When I started my career as a film programmer fifteen years ago, I was able to program this late-night, cult movie showcase Turner Classic Movies wanted to try. The spirit of the show, “TCM Underground,” was rooted in the concept of the downtown video store but also the overnight hours on television when weird stuff played for anyone who was awake at that hour.
On the shelves of Climax, I notice certain titles and start remembering what it was like to see these movies and program them for the first time. Noé has often referenced the film Angst (1983), a minute-by-minute account of a psychotic murderer enacting his latest crime as he narrates his own thoughts while it happens. The creative use of the camera (was there ever a body mount rig on a serial killer before this movie?), the moody lighting, the synthpop score. It’s hard to reconcile my feelings of loving this movie while knowing it’s so brutal. But its influence on Noé and other modern horror/thriller movies seems undeniable.
Another on the shelf is Andrej Zulawski’s Possession (1981), which I feel gets referenced a lot now, but is also just indescribable. Noé seems to pay homage to Zulawski in the scene where Selva (Sofia Boutella), in the throws of her LSD nightmare, thrashes herself along the walls and floor of the abandoned school. It reminds me of Isabelle Adjani’s famous “grocery smashing / miscarriage” scene down in the underground halls of the subway — there’s also a lot of pregnancy-based trauma in Climax.
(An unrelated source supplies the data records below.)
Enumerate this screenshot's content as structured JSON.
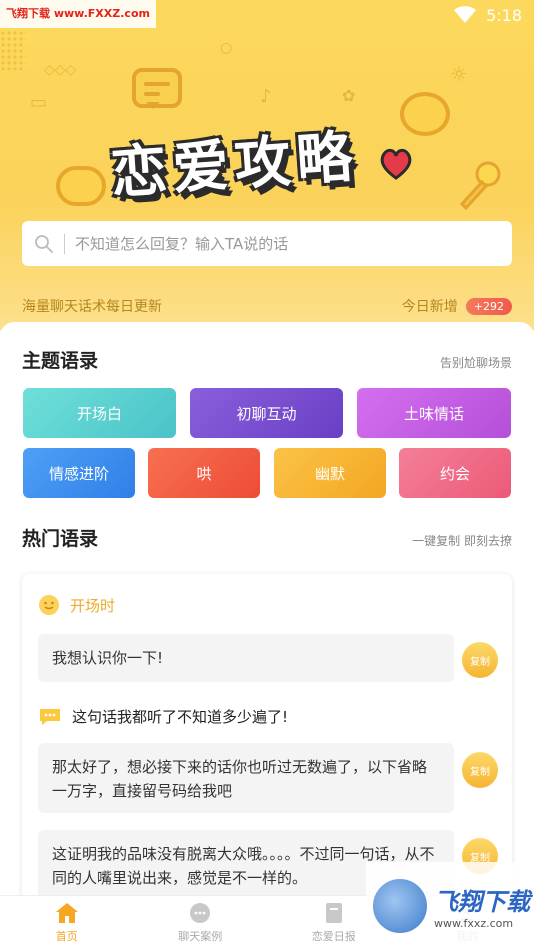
{
  "status_bar": {
    "site_watermark": "飞翔下载 www.FXXZ.com",
    "time": "5:18"
  },
  "banner": {
    "title": "恋爱攻略"
  },
  "search": {
    "placeholder": "不知道怎么回复？输入TA说的话"
  },
  "update_bar": {
    "left_text": "海量聊天话术每日更新",
    "today_label": "今日新增",
    "today_count": "+292"
  },
  "topics": {
    "title": "主题语录",
    "subtitle": "告别尬聊场景",
    "categories": [
      {
        "label": "开场白",
        "color": "#5ccfcf"
      },
      {
        "label": "初聊互动",
        "color": "#7b4fd0"
      },
      {
        "label": "土味情话",
        "color": "#c55fe0"
      },
      {
        "label": "情感进阶",
        "color": "#3f8ef0"
      },
      {
        "label": "哄",
        "color": "#f2593e"
      },
      {
        "label": "幽默",
        "color": "#f7b32f"
      },
      {
        "label": "约会",
        "color": "#f06a86"
      }
    ]
  },
  "popular": {
    "title": "热门语录",
    "subtitle": "一键复制 即刻去撩",
    "scene_label": "开场时",
    "messages": [
      {
        "text": "我想认识你一下!",
        "copy_label": "复制"
      },
      {
        "text": "那太好了，想必接下来的话你也听过无数遍了，以下省略一万字，直接留号码给我吧",
        "copy_label": "复制"
      },
      {
        "text": "这证明我的品味没有脱离大众哦。。。。不过同一句话，从不同的人嘴里说出来，感觉是不一样的。",
        "copy_label": "复制"
      }
    ],
    "question": "这句话我都听了不知道多少遍了!"
  },
  "bottom_nav": {
    "items": [
      {
        "label": "首页",
        "icon": "home-icon",
        "active": true
      },
      {
        "label": "聊天案例",
        "icon": "chat-case-icon",
        "active": false
      },
      {
        "label": "恋爱日报",
        "icon": "daily-icon",
        "active": false
      },
      {
        "label": "我的",
        "icon": "profile-icon",
        "active": false
      }
    ]
  },
  "corner_watermark": {
    "cn": "飞翔下载",
    "en": "www.fxxz.com"
  }
}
Speaking of underground, I also noticed The Inauguration of the Pleasure Dome (1954), an amazing short film by the legendary gay experimental director Kenneth Anger. His movies, that are often colorful, mystical, and possessed, were impossible for me to find when I was growing up. I didn’t even see Scorpio Rising (1963) until after college, but had loved his book Hollywood Babylon, which at the time seemed incredibly salacious, really spilling the tea about these old movie stars people revered. Another film featured in Climax by a legendary gay director is Rainer Werner Fassbinder’s Querelle (1982). Querelle was Fassbinder’s last film before dying of a drug overdose and like Inauguration, is one of the most visually evocative films I’ve ever seen. Querelle and Climax also both make use of inter-title cards that break up scenes with some kind of philosophical statement.
Finally, Noé mentions another German director, Uli Edel, and his film Christiane F. (1981) towards the end of Climax when Psyché, the German dancer in the movie, is seen carrying a copy of the movie in her bag. Ironic when you consider Noé’s film is about one bad trip and Christiane F.’s main goal is to never make you want to do drugs for as long as you live. It’s gotta be the most shocking portrayal of teenage heroin addiction ever made; the two lead actors were actually underage when they made the film, just to add to its unsettling nature. Many know it because of David Bowie — his music is played throughout the film and he appears as himself in a concert sequence — but mostly it is just bleak. Not sure if music rights or sheer content is what makes Christiane F. still relatively inaccessible on home video in the US. I had a hard time tracking down this movie as I was writing this piece and for a minute, it felt like the good ole days.